Ireland after its belated Age of Aquarius…

On Sunday Killian Forde picked up a theme, I vaguely touched on a few weeks ago on Brassneck, the similarity between the current crisis and a pyramid selling scheme. John Banville takes a more human look at the roller coaster ride some Irish people have been on over the last year or so… (H/T Susan!)

…the start of our Age of Aquarius can be dated to that week in the spring of 1992 when the news broke in Ireland that a prominent and popular churchman, Bishop Eamonn Casey, had carried on a long affair with an Irish-American woman, and that he had a 17-year-old son by her. It was the first of a series of religio-sexual scandals to be exposed here, each one worse than its predecessor.

The bishop had been a pillar both of church and state — he was a ubiquitous presence during Pope John Paul’s visit to Ireland in 1979, but he had also done much to highlight the plight of the urban homeless — and his downfall should have been a disorienting shock to a country that was proud of being 95 percent Catholic. However, all we knew was that the church’s centuries-long stranglehold upon our necks had suddenly been loosened. Freed, we did what all free men like best to do: we started making money, and spending it. The ’90s and the first half of the noughties were our coming-of-age party. Oh, how we roistered.

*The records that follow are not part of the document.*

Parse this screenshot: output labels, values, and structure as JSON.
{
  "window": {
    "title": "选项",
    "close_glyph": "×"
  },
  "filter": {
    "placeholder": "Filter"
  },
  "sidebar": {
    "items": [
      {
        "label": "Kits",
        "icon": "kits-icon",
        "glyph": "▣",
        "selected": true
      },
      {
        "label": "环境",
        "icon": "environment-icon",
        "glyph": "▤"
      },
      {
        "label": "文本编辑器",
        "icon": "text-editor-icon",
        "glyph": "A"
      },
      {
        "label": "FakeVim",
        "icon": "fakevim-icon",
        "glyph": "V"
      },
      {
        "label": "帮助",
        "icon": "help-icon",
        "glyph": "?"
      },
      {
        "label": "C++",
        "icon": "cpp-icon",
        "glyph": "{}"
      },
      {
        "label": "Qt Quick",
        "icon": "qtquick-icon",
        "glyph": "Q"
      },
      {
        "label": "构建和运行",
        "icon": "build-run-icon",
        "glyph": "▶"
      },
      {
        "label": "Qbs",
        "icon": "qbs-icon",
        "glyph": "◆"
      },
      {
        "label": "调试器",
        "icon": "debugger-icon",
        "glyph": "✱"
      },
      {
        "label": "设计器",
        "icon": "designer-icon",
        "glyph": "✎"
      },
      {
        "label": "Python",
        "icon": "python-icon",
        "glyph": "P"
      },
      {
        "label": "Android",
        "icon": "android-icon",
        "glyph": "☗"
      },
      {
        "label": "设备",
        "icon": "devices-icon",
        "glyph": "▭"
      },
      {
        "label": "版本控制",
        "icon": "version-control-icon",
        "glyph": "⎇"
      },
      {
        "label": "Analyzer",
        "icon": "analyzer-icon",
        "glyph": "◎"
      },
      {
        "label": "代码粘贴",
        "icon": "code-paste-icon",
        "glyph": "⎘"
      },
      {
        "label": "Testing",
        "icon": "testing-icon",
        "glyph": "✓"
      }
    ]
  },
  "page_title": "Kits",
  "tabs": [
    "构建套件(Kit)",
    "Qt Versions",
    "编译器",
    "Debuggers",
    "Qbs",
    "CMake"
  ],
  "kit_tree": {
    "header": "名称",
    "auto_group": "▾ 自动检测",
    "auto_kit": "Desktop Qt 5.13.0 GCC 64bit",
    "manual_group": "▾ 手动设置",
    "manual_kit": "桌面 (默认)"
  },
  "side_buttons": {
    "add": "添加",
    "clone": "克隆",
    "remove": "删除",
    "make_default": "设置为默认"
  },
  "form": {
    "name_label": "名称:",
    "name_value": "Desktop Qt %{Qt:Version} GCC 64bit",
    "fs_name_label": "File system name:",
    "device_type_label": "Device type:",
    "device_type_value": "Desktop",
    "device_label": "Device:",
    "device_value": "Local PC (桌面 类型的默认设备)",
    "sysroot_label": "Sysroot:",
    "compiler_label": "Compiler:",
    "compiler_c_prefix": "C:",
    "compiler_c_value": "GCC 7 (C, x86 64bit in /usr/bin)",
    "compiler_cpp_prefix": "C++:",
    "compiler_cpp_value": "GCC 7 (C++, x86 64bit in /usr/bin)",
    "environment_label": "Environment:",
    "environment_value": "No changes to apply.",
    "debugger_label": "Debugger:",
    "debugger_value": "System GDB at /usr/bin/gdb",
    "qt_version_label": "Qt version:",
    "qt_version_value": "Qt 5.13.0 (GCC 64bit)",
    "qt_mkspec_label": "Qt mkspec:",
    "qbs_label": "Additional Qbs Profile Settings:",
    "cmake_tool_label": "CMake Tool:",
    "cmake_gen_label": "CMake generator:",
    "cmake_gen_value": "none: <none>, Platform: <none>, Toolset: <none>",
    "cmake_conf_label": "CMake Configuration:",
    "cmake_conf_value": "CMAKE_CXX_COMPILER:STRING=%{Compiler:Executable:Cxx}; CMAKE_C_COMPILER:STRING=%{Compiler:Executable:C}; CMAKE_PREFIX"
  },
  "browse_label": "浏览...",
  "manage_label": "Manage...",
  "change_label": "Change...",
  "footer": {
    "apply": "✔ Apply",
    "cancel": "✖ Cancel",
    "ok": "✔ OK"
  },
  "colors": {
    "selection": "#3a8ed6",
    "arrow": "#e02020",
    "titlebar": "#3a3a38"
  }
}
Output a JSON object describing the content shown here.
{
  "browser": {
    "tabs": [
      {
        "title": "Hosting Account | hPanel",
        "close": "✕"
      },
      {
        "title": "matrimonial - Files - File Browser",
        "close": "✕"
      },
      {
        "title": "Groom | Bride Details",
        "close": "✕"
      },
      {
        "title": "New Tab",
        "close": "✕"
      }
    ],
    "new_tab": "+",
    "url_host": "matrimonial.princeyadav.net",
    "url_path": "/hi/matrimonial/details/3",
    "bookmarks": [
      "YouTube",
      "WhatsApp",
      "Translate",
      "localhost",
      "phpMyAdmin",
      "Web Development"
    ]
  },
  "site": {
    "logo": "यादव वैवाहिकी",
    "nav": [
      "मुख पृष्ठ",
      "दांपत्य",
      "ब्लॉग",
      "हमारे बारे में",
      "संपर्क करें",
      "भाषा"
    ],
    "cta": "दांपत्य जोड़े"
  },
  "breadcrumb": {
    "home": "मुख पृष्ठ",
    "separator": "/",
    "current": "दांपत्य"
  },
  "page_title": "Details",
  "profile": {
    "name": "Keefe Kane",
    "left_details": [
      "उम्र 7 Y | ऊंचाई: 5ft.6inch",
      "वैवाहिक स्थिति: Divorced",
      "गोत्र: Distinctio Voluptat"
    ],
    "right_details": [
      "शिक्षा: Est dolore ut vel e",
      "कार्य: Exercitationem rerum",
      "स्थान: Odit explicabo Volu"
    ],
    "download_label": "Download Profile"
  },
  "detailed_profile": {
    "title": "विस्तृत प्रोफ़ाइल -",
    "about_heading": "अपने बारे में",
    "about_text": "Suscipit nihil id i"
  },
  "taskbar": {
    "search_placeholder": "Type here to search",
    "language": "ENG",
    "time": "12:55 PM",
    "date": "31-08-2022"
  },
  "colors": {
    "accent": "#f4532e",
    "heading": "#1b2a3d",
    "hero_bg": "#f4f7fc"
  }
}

And:

And yet there is, too, a curious trace of wistfulness in the air. We seem to be asking if it was really so bad in those days before Bishop Casey liberated us. Were we, if not happier, then at least more content, when we were poor? Did we not behave more courteously toward each other — did we not more readily forgive each other and ourselves for our failings? Shall we not perhaps regain something of the “real” Ireland when the suddenly toothless tiger is dead and buried? As our mothers used to say to us children when we had lost something, “You weren’t meant to have it.” Grim comfort.

Indeed. Some of the problem Banville alludes to is the close identity between the church and the most significant forms of social capital, which have often either been generated through the church or closely associated with church institutions, such as the Parish.

No doubt the fear will pass in time, but need to find new viable forms of social capital will doubtless remain…

Mick is founding editor of Slugger. He has written papers on the impacts of the Internet on politics and the wider media and is a regular guest and speaking events across Ireland, the UK and Europe. Twitter: @MickFealty